» TASK DIRECTIONS: The lines to copy are those in the listing below that contain the word "Nedräkningar".

# # # # # # #

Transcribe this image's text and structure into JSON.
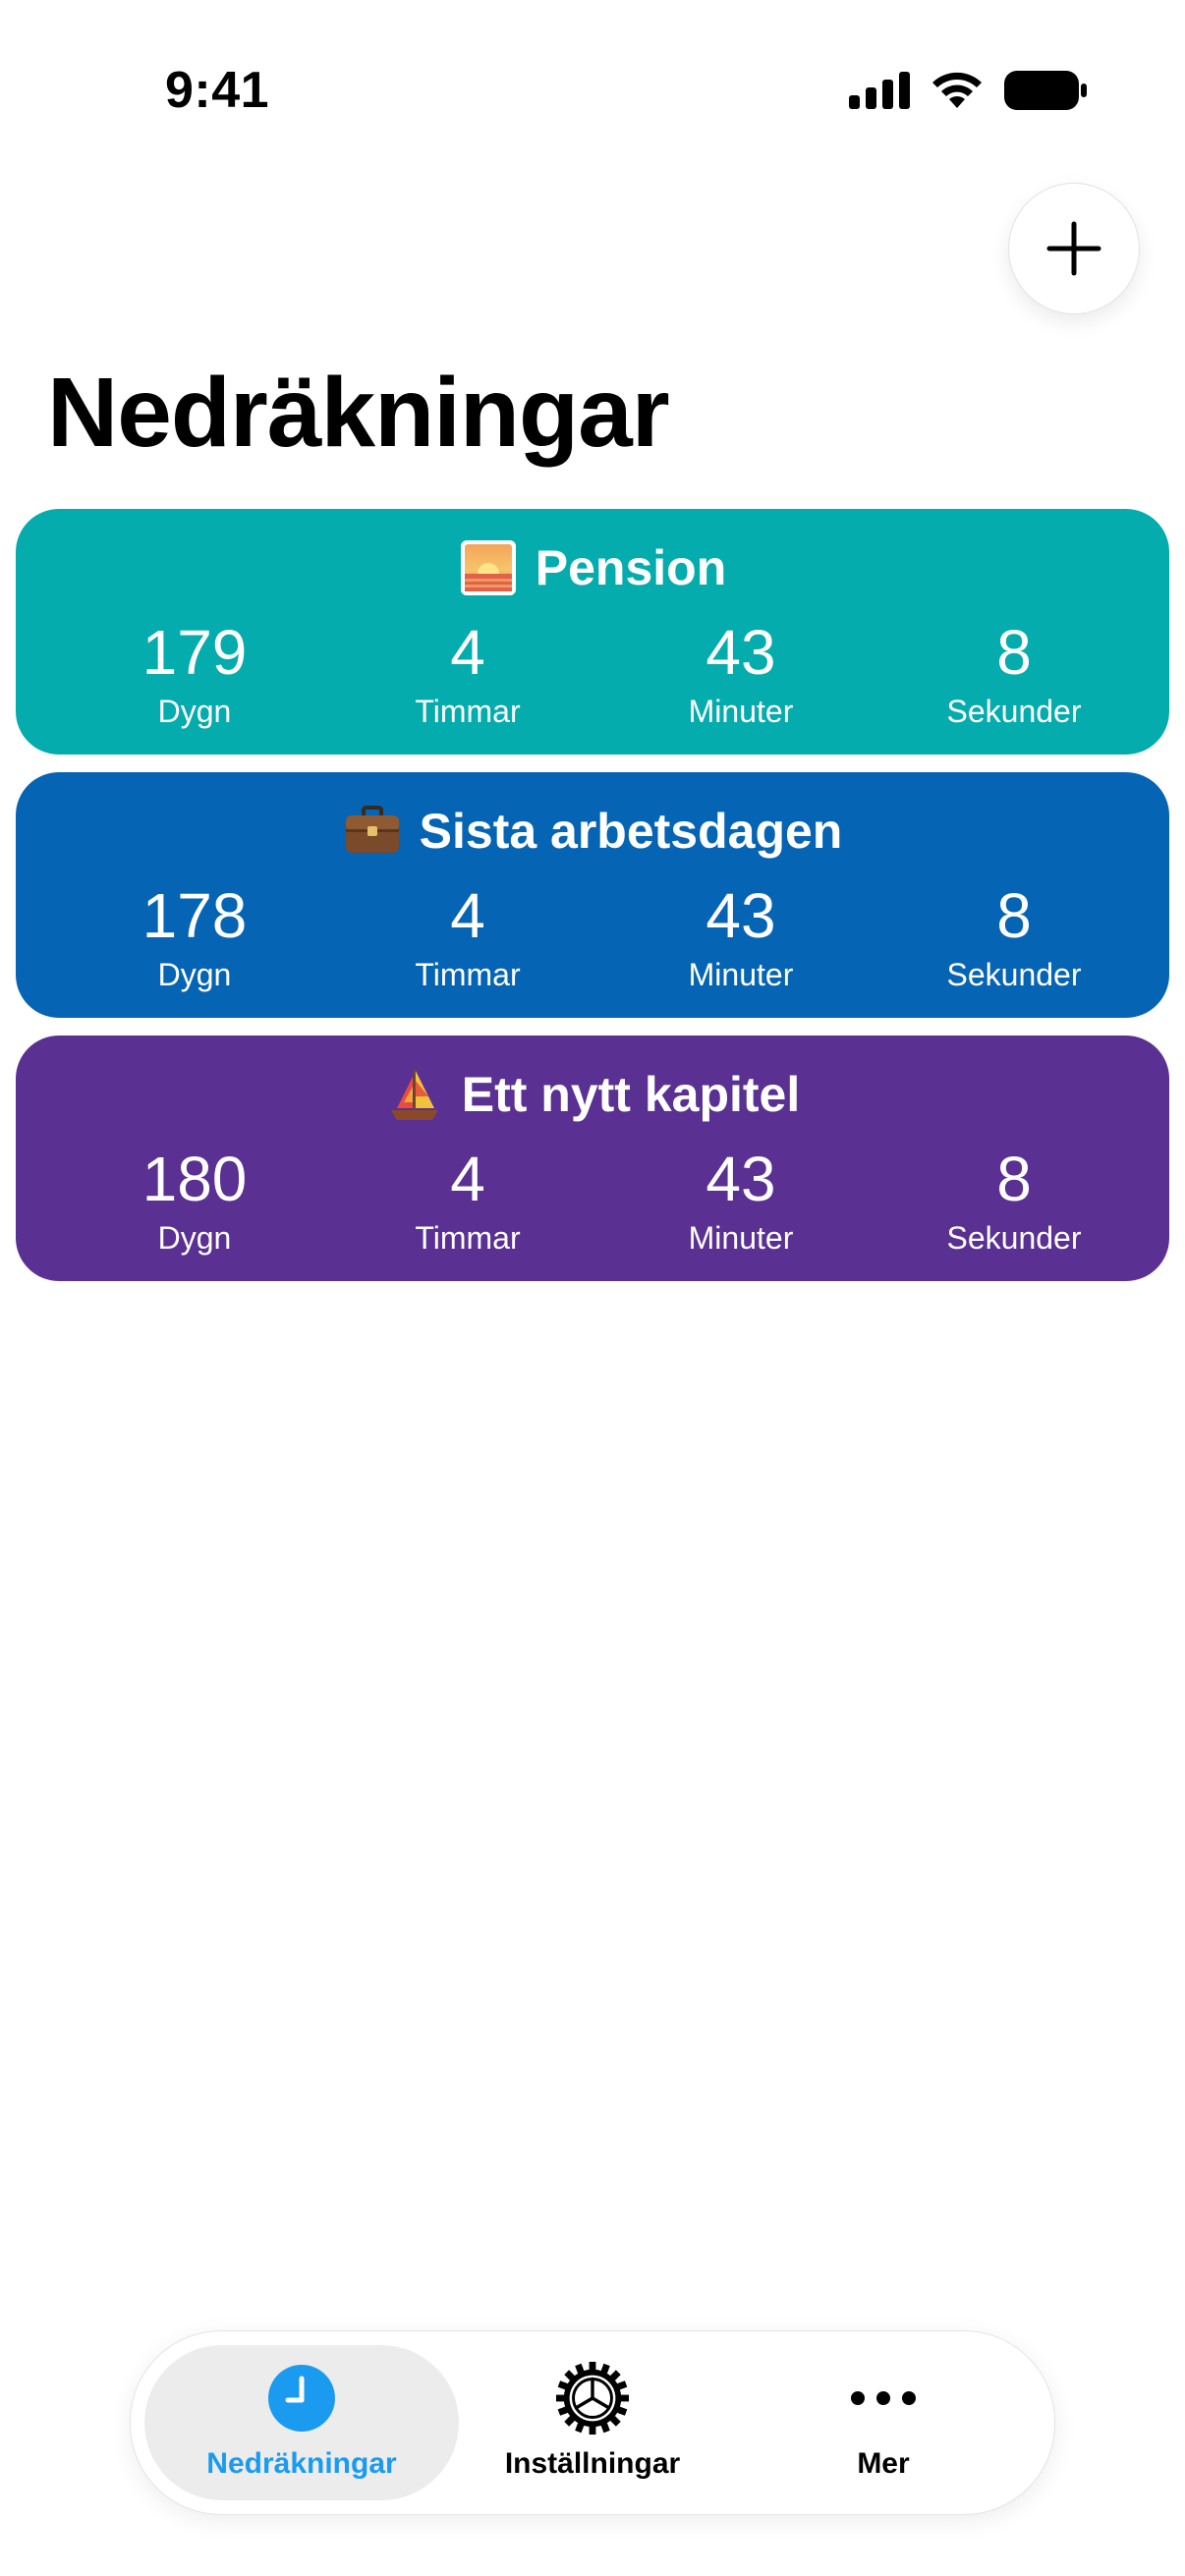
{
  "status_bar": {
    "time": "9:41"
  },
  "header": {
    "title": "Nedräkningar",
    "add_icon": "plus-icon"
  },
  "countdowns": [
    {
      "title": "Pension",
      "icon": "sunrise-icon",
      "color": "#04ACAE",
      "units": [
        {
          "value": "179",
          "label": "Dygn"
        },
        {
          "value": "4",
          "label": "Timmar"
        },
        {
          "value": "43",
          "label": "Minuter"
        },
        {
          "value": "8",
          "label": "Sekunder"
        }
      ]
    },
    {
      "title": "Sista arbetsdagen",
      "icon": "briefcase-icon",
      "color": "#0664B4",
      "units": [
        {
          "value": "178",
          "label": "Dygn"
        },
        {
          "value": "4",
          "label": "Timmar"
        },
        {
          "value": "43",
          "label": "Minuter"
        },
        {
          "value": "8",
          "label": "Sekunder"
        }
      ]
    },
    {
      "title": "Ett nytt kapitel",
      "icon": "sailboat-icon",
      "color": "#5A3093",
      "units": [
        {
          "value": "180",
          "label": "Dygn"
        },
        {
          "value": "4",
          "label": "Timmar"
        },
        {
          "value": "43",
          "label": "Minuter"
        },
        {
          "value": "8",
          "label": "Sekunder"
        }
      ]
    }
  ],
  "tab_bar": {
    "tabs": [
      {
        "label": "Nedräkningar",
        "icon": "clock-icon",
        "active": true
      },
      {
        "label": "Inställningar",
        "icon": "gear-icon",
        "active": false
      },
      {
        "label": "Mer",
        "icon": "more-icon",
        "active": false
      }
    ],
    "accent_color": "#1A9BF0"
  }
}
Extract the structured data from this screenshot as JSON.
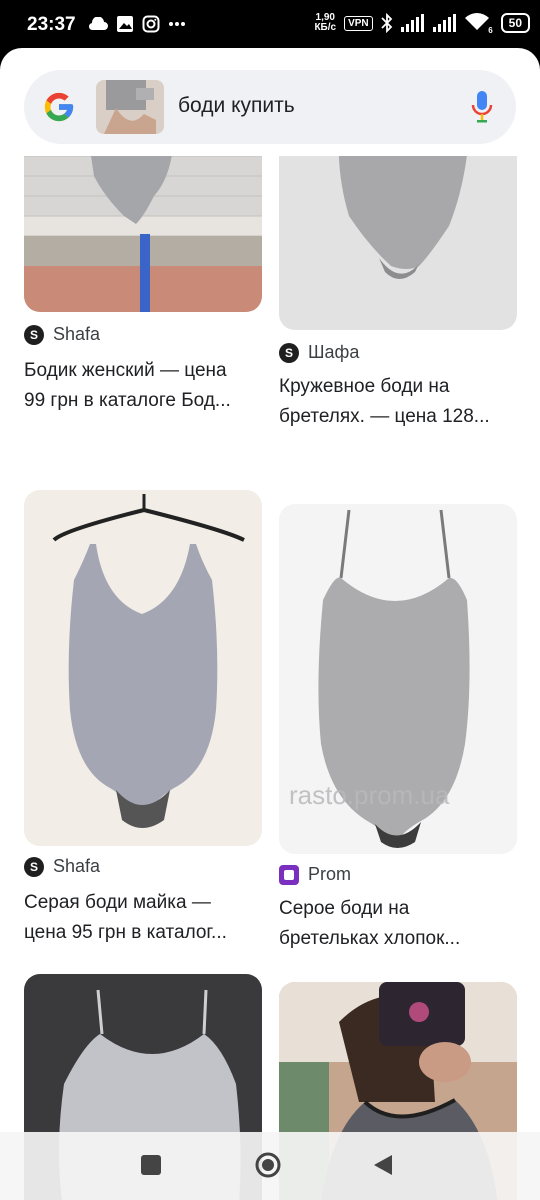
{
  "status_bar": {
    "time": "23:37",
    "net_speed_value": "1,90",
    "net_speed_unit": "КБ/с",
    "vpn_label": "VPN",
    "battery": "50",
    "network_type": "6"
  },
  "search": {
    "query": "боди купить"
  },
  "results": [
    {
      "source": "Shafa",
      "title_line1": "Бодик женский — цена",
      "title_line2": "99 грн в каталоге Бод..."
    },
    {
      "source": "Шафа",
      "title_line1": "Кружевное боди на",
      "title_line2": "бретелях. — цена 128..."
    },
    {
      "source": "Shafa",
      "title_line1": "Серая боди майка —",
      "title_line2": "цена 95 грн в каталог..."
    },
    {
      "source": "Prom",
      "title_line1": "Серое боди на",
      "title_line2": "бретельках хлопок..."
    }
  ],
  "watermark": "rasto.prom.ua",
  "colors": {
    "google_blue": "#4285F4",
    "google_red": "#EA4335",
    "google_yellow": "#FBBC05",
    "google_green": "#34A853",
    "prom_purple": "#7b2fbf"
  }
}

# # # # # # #

» COMPLETED EXERCISE:
    "title": "Nedräkningar",
        "label": "Nedräkningar",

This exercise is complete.